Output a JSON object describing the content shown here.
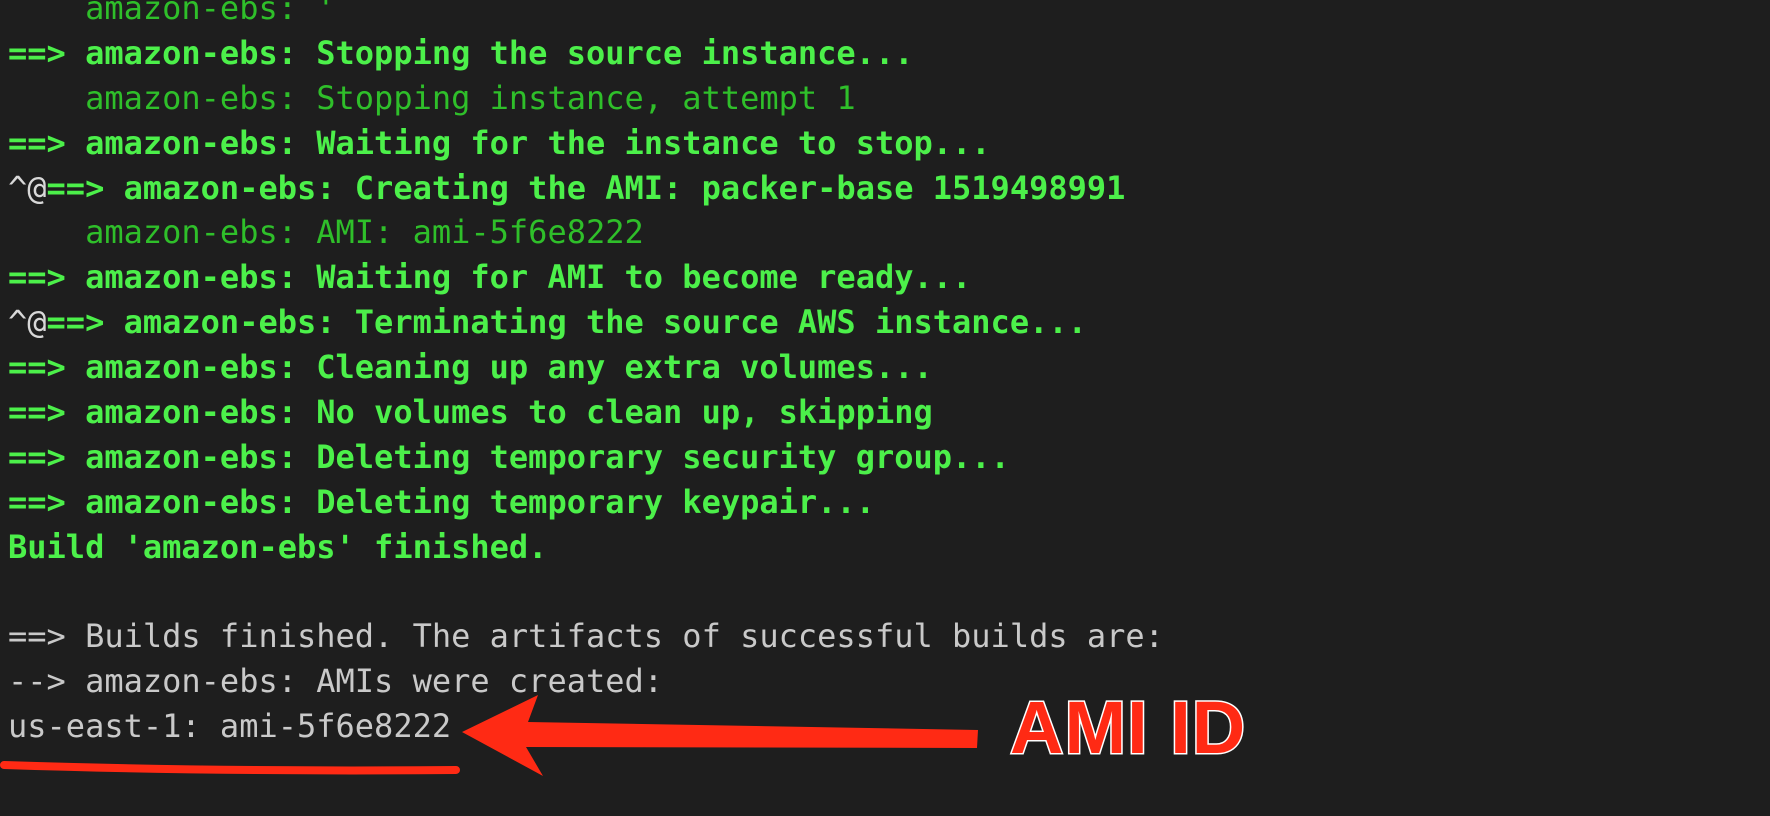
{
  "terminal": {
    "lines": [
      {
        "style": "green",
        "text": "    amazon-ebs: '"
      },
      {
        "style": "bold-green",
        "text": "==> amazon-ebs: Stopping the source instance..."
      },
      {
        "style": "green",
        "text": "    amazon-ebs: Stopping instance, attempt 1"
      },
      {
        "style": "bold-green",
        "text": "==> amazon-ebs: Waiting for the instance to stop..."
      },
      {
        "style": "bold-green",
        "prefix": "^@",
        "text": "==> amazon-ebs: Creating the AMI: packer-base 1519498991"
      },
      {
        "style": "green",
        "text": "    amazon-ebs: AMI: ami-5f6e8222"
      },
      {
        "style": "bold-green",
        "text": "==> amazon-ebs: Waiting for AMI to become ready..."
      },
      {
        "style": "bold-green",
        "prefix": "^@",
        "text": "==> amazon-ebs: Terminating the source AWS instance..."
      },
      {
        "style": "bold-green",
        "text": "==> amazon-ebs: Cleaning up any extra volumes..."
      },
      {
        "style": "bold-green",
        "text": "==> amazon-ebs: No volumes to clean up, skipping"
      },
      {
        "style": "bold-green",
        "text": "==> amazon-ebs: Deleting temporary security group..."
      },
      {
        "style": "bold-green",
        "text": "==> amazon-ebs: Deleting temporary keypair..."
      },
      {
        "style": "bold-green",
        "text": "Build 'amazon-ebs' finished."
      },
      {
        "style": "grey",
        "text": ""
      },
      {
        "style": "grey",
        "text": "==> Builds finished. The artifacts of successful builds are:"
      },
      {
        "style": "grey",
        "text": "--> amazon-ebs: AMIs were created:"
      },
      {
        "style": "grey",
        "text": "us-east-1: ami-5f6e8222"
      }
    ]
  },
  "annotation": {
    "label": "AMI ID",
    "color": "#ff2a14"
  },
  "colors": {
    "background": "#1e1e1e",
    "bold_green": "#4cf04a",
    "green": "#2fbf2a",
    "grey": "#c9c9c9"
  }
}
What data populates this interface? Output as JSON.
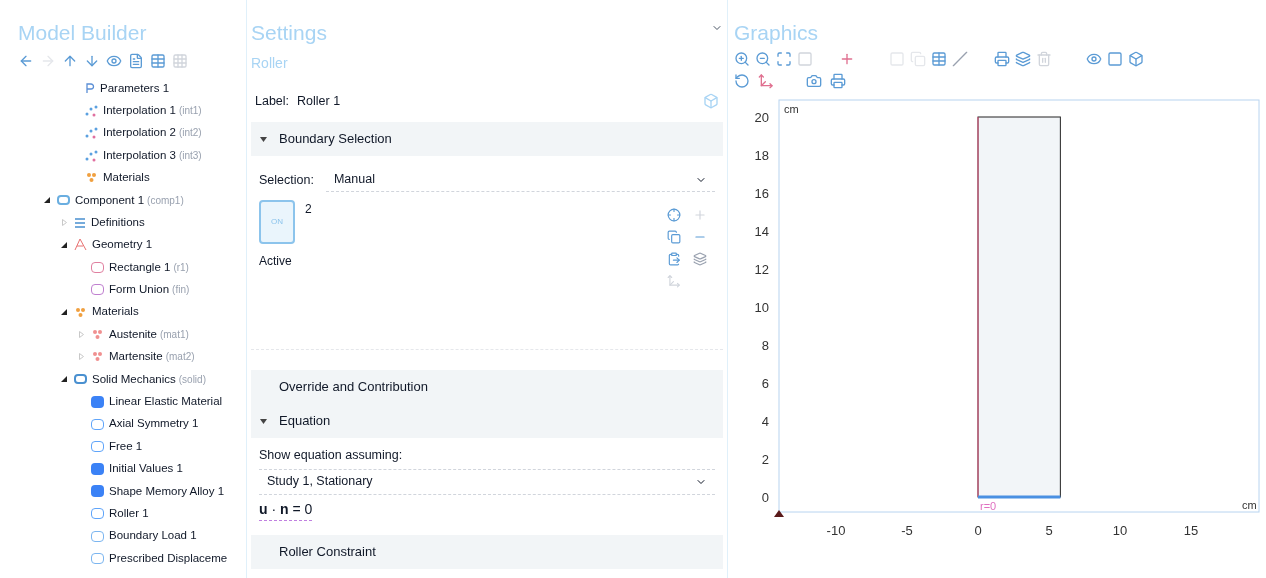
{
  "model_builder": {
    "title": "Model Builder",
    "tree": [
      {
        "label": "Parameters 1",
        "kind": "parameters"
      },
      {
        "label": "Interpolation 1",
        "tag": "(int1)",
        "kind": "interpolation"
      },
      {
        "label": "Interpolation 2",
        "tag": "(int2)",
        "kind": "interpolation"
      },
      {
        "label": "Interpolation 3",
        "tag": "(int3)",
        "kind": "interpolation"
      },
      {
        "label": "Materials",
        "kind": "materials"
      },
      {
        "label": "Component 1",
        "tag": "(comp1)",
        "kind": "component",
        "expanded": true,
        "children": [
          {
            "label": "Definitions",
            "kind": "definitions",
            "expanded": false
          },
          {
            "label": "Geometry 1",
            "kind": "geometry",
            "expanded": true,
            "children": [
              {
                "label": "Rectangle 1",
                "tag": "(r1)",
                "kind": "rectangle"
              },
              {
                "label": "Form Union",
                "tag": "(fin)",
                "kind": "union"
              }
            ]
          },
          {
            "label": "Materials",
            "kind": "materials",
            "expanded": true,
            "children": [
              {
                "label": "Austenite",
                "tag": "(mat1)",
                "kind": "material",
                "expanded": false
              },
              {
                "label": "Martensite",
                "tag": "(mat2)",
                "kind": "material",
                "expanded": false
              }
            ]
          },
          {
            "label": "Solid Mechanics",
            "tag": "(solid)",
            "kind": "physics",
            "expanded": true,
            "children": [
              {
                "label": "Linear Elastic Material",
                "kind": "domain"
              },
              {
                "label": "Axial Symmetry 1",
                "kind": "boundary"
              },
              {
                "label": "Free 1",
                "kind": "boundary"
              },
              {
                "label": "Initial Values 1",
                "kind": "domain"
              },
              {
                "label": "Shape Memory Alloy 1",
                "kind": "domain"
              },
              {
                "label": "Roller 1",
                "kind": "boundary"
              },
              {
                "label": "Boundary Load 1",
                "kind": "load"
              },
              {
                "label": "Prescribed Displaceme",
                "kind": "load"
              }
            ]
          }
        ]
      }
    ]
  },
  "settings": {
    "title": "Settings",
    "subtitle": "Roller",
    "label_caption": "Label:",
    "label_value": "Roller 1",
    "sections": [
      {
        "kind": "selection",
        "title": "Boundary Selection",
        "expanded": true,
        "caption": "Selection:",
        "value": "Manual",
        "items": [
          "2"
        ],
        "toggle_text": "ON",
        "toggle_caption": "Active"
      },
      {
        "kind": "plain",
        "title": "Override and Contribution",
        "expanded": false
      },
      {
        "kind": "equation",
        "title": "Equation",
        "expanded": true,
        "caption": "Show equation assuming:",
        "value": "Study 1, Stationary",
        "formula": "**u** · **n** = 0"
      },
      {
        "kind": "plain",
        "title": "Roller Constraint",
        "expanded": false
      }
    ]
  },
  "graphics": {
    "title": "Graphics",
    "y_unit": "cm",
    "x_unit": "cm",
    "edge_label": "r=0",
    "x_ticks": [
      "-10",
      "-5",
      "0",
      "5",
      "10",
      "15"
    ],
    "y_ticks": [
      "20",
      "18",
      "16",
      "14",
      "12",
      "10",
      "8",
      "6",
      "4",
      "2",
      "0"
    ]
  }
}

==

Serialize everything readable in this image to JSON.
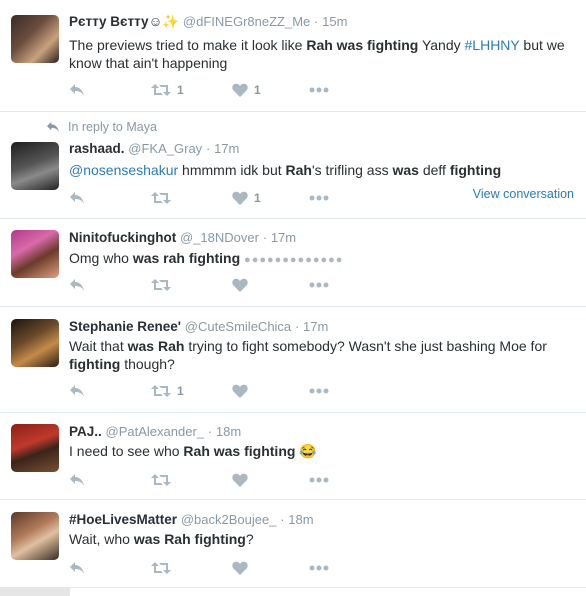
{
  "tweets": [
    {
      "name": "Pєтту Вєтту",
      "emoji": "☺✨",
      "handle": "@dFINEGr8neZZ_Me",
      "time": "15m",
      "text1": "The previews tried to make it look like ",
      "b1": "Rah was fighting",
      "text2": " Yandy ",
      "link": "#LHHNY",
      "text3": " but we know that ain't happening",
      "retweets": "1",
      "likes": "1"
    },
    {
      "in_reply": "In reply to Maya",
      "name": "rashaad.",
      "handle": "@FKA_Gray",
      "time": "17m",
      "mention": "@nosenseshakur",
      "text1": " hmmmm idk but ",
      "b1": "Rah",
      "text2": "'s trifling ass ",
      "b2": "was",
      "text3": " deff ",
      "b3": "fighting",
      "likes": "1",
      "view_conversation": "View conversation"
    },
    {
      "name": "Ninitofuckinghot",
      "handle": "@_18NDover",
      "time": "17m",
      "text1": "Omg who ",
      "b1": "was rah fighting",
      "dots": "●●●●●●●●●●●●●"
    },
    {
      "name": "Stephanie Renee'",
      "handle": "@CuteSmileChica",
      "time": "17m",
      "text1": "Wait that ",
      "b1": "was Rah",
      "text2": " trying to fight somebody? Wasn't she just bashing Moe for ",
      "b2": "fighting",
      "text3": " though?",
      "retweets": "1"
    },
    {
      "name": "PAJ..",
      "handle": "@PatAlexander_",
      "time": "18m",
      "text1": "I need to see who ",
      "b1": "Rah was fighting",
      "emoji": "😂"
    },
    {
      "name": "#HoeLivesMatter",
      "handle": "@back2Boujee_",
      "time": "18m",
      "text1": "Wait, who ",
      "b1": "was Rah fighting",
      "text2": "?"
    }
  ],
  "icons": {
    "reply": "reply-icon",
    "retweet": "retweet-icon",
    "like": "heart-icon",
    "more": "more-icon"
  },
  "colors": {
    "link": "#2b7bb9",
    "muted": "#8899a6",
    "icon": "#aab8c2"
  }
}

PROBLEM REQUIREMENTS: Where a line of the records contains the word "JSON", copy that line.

ANSWER SPACE:
Output a JSON object describing the content shown here.
What data populates this interface? Output as JSON.
Serialize everything readable in this image to JSON.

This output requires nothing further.